Interpreting inheritance patterns shown in graphs and charts
Calculating genotypic and phenotypic percentages and ratios using a Punnett square
8.) Identify the structure and function of DNA, RNA, and protein.
Explaining relationships among DNA, genes, and chromosomes
Listing significant contributions of biotechnology to society, including agricultural and medical practices
Examples: DNA fingerprinting, insulin, growth hormone
Relating normal patterns of genetic inheritance to genetic variation
Relating ways chance, mutagens, and genetic engineering increase diversity
Examples: insertion, deletion, translocation, inversion, recombinant DNA
Relating genetic disorders and disease to patterns of genetic inheritance
Examples: hemophilia, sickle cell anemia, Down's syndrome, Tay-Sachs disease, cystic fibrosis, color blindness, phenylketonuria (PKU)
9.) Differentiate between the previous five-kingdom and current six-kingdom classification systems.
Sequencing taxa from most inclusive to least inclusive in the classification of living things
Identifying organisms using a dichotomous key
Identifying ways in which organisms from the Monera, Protista, and Fungi kingdoms are beneficial and harmful
Justifying the grouping of viruses in a category separate from living things
Writing scientific names accurately by using binomial nomenclature
10.) Distinguish between monocots and dicots, angiosperms and gymnosperms, and vascular and nonvascular plants.
Describing the histology of roots, stems, leaves, and flowers
Recognizing chemical and physical adaptations of plants
- chemical—foul odor, bitter taste, toxicity;
- physical—spines, needles, broad leaves
11.) Classify animals according to type of skeletal structure, method of fertilization and reproduction, body symmetry, body coverings, and locomotion.

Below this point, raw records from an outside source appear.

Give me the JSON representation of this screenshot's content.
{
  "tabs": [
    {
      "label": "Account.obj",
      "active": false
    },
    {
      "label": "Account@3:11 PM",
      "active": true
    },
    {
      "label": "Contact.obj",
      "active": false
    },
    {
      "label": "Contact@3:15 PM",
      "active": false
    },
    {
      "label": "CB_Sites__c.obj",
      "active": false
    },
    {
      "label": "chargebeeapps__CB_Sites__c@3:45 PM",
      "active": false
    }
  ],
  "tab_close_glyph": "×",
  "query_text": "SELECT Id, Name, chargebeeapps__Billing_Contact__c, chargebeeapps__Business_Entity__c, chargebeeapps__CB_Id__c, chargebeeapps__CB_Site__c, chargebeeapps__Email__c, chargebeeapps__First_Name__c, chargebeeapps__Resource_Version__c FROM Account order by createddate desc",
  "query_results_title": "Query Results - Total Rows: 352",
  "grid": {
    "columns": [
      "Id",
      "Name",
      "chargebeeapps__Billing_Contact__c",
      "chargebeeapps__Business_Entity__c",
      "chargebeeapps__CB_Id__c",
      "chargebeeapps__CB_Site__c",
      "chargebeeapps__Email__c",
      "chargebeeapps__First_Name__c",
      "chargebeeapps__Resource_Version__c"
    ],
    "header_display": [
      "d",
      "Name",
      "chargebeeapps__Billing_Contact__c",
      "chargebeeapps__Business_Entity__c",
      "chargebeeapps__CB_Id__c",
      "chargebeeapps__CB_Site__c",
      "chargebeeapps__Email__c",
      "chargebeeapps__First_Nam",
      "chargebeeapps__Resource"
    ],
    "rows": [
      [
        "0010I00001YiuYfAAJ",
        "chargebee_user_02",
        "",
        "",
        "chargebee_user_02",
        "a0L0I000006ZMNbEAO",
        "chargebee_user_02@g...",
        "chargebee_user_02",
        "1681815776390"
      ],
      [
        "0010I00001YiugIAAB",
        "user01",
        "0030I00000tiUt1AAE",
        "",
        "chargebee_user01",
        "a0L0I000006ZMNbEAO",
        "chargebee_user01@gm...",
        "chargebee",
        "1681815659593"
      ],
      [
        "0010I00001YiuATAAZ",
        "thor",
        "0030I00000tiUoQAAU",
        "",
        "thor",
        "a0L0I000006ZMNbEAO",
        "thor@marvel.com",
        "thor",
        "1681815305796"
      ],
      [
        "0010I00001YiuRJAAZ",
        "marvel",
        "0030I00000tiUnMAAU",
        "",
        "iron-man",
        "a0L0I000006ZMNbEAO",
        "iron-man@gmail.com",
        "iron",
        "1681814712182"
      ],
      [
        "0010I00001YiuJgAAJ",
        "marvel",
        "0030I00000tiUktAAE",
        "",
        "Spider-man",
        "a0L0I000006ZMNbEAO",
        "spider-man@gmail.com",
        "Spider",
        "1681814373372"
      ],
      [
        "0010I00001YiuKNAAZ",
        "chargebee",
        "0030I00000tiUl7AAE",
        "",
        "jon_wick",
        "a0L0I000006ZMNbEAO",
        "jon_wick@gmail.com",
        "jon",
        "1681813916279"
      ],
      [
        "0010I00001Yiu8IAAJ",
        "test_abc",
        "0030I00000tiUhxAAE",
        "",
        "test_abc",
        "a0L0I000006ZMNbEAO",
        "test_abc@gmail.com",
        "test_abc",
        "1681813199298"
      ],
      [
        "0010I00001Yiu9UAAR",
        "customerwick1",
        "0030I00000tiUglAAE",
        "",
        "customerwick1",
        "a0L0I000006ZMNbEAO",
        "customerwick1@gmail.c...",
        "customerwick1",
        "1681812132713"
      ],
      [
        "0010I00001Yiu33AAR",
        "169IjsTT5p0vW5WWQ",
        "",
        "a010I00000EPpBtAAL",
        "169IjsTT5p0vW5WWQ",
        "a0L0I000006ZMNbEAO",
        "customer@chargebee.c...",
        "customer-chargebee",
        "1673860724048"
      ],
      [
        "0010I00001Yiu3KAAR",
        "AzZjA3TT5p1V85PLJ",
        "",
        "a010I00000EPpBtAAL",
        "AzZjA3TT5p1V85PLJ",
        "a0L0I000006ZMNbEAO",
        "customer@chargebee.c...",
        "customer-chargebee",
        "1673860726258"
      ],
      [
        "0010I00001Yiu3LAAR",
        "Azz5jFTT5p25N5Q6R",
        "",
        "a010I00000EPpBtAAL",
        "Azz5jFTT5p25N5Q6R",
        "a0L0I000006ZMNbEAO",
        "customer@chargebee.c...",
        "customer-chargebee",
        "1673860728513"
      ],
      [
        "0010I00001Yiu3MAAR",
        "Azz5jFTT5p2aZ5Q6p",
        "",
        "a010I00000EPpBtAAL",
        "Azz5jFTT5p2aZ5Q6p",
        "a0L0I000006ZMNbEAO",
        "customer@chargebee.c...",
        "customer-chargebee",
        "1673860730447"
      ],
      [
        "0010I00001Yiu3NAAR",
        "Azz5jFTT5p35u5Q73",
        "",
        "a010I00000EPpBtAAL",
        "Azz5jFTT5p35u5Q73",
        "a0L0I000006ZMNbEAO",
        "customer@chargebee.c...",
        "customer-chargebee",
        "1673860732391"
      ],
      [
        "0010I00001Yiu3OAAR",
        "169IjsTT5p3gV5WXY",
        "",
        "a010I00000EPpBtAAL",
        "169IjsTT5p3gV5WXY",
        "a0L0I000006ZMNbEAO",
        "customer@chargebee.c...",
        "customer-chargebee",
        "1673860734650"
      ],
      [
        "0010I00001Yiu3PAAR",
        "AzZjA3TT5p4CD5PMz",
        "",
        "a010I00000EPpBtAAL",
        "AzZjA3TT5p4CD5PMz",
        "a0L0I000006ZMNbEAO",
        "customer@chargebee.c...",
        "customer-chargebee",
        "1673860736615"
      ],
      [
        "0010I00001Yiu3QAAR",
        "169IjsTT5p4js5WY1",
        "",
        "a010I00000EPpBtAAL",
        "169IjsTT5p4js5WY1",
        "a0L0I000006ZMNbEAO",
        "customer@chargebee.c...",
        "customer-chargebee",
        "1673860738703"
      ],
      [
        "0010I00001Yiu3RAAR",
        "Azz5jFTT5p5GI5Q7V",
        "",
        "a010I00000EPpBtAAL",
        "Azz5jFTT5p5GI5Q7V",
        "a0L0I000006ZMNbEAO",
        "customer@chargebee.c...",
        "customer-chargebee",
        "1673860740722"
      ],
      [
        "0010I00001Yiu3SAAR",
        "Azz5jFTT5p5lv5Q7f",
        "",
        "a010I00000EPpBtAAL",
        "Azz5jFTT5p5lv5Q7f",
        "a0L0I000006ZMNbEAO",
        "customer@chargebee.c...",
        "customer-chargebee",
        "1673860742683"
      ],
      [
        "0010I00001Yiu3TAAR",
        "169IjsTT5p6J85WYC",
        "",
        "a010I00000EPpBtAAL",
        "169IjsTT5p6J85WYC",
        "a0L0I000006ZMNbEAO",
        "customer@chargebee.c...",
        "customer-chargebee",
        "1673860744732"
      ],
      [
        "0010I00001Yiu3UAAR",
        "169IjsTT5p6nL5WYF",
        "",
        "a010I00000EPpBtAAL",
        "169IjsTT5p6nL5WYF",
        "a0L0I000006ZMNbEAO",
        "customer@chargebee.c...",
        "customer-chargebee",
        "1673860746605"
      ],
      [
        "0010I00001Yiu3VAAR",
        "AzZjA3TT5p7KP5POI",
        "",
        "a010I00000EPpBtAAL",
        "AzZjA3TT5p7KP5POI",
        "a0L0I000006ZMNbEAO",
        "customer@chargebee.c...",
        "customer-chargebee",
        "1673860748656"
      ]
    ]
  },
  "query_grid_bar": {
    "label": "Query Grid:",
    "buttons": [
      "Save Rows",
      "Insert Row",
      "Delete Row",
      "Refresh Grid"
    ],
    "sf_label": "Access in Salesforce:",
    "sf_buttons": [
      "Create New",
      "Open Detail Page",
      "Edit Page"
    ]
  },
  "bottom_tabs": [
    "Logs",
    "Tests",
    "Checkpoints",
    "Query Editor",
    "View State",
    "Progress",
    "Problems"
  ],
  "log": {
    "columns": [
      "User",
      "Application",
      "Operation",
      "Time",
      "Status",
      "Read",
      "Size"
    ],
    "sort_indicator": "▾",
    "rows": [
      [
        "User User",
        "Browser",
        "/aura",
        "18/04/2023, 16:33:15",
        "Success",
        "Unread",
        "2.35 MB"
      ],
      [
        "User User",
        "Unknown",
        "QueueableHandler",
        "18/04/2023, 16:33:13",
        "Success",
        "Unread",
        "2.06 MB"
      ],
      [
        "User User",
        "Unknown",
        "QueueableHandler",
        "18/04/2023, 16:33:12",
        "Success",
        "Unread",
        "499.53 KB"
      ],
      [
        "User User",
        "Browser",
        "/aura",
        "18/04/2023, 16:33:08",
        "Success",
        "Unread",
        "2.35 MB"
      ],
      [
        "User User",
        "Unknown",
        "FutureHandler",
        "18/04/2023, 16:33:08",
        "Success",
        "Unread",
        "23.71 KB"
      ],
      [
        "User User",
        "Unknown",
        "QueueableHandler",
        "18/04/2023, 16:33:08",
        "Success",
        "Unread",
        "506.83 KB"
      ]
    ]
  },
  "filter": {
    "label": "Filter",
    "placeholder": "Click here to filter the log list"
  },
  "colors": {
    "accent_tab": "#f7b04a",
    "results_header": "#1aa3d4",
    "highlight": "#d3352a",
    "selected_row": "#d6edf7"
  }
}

- skeletal structure—vertebrates, invertebrates;
- fertilization—external, internal;
- reproduction—sexual, asexual;
- body symmetry—bilateral, radial, asymmetrical;
- body coverings—feathers, scales, fur;
- locomotion—cilia, flagella, pseudopodia
12.) Describe protective adaptations of animals, including mimicry, camouflage, beak type, migration, and hibernation.
Identifying ways in which the theory of evolution explains the nature and diversity of organisms
Describing natural selection, survival of the fittest, geographic isolation, and fossil record
13.) Trace the flow of energy as it decreases through the trophic levels from producers to the quaternary level in food chains, food webs, and energy pyramids.
Describing the interdependence of biotic and abiotic factors in an ecosystem
Examples: effects of humidity on stomata size, effects of dissolved oxygen on fish respiration
Contrasting autotrophs and heterotrophs
Describing the niche of decomposers
Using the ten percent law to explain the decreasing availability of energy through the trophic levels
14.) Trace biogeochemical cycles through the environment, including water, carbon, oxygen, and nitrogen.
Relating natural disasters, climate changes, nonnative species, and human activity to the dynamic equilibrium of ecosystems
- natural disasters—habitat destruction resulting from tornadoes;
- climate changes—changes in migratory patterns of birds;
- nonnative species—exponential growth of kudzu and Zebra mussels due to absence of natural controls;
- human activity—habitat destruction resulting in reduction of biodiversity, conservation resulting in preservation of biodiversity
Describing the process of ecological succession
15.) Identify biomes based on environmental factors and native organisms.
Example: tundra—permafrost, low humidity, lichens, polar bears
16.) Identify density-dependent and density-independent limiting factors that affect populations in an ecosystem.
- density-dependent—disease, predator-prey relationships, availability of food and water;
- density-independent—natural disasters, climate
Discriminating among symbiotic relationships, including mutualism, commensalism, and parasitism